## The problem
From the entries below, copy out all lines holding "thái".

## Records supplied
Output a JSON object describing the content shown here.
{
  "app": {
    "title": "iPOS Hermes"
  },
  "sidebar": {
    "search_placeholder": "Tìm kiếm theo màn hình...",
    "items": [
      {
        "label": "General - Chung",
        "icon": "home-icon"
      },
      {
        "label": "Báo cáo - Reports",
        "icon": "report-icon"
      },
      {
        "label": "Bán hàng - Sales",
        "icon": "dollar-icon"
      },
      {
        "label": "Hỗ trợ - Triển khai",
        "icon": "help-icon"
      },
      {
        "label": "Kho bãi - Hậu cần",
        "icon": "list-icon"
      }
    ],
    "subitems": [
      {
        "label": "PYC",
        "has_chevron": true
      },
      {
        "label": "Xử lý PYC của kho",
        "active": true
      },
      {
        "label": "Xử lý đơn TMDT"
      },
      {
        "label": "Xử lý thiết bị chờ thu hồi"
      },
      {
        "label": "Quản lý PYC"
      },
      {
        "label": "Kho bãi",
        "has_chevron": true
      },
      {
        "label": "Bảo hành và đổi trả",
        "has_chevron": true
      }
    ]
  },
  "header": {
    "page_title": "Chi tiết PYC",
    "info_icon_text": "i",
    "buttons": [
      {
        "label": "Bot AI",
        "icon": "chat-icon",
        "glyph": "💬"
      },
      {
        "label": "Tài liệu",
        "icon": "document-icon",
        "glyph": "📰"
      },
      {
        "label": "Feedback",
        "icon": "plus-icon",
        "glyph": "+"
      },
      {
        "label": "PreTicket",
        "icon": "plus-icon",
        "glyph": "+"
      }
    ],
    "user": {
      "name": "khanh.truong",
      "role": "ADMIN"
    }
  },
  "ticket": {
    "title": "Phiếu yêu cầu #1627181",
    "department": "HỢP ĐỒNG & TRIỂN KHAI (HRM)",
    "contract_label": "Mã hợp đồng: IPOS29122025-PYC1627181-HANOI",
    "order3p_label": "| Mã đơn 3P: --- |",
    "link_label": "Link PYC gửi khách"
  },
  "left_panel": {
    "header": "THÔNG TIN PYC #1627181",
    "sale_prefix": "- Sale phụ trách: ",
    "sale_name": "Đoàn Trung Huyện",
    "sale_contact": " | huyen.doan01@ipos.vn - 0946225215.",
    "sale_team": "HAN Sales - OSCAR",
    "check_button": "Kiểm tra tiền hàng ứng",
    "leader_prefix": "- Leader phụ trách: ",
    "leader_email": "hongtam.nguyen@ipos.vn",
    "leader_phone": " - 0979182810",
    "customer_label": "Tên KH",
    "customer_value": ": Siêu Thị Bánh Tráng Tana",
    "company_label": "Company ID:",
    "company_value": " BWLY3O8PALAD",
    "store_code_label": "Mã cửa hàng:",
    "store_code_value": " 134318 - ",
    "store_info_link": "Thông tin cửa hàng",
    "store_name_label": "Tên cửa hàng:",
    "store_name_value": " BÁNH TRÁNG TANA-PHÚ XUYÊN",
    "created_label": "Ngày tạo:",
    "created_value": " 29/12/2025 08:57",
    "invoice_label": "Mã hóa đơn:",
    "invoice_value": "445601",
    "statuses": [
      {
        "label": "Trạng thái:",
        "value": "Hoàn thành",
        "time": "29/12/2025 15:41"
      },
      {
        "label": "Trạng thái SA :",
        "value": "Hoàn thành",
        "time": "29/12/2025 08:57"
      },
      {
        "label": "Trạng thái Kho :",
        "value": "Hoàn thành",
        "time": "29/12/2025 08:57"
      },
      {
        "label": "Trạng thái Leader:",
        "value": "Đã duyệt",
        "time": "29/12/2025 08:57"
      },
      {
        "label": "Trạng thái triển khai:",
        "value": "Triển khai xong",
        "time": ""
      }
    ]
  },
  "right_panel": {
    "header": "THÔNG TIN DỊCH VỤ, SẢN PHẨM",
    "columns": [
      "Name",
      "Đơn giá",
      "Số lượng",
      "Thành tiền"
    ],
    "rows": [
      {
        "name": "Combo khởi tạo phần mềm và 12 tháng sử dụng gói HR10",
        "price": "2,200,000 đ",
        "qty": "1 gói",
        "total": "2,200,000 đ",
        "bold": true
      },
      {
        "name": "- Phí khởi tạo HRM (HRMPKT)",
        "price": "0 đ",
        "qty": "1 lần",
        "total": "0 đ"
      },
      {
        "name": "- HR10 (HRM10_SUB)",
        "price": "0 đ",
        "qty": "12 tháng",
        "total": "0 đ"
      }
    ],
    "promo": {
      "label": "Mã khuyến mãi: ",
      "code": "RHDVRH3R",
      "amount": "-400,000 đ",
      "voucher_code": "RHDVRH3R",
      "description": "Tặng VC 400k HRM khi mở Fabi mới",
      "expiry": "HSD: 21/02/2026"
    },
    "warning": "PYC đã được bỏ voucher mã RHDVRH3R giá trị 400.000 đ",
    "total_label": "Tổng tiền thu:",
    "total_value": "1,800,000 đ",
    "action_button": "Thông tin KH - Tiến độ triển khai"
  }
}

## Reply
        "label": "Trạng thái:",
        "label": "Trạng thái SA :",
        "label": "Trạng thái Kho :",
        "label": "Trạng thái Leader:",
        "label": "Trạng thái triển khai:",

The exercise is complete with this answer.